Taking control is the side of the equation that helps us download what's going on, assess it by clarifying, and then taking the necessary steps to organize, review, and do. Some of the best things lazy people do are versions along these lines.

Deciding what to do about it

To gain perspective for the decision-making part of the process, we look at six conversations we need to have:

(1) purpose and rules of engagement

(2) vision or the high level view

(3) goals, what we want to accomplish

(4) responsibilities, the things that require maintenance

(5) projects, all the things we need to finish — most people have 40, 50, 70 of these

(6) actions, all the tasks

If any of these is incomplete or unclear, we're stuck. In a culture where there's a lot of complaining, that's a symptom that people are stuck:

Is there too much complaining in your culture? The next time someone moans about something, try asking, “So what’s the next action?” People will complain only about something that they assume could be better than it currently is. The action question forces the issue. If it can be changed, there’s some action that will change it. If it can’t, it must be considered part of the landscape to be incorporated in strategy and tactics.

Complaining is a sign that someone isn’t willing to risk moving on a changeable situation, or won’t consider the immutable circumstance in his or her plans. This is a temporary and hollow form of self-validation.

When we take the additional step to move from collecting items we want to change to clarifying what that means, we being on the path of creating action steps to get it done. Allen says:

Healthy skepticism is often the best way to glean the value of what’s being presented — challenge it; prove it wrong, if you can. That creates engagement, which is the key to understanding.

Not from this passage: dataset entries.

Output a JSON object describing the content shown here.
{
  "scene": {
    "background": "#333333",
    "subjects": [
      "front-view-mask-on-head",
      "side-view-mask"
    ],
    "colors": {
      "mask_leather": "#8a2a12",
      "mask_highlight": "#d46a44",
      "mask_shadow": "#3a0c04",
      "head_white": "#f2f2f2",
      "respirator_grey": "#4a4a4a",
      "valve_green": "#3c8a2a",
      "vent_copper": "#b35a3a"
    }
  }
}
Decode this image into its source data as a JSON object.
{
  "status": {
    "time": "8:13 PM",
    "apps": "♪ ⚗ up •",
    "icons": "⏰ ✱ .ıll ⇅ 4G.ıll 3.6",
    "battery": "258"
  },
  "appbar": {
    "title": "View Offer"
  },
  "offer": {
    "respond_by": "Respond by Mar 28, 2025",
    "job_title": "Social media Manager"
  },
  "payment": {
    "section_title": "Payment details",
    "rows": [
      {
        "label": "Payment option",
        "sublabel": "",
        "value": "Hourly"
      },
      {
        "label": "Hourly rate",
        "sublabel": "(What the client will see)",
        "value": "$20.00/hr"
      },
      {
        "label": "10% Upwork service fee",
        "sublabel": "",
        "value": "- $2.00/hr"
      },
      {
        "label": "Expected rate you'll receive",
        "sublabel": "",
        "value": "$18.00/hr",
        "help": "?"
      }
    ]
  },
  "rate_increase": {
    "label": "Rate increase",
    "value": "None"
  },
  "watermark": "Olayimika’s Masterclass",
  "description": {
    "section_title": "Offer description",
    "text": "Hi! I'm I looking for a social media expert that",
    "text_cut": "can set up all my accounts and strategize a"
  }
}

We should take the same approach to the more prescriptive part of Getting Things Done or any advice and methodology we come across — take what works for us, and discard the rest. The important part is to have the conversation, understand what has merit, adapt it to our circumstances and lives, and keep improving it. Is the thing we can do in 2 minutes useful and valid and do we need to get it done now?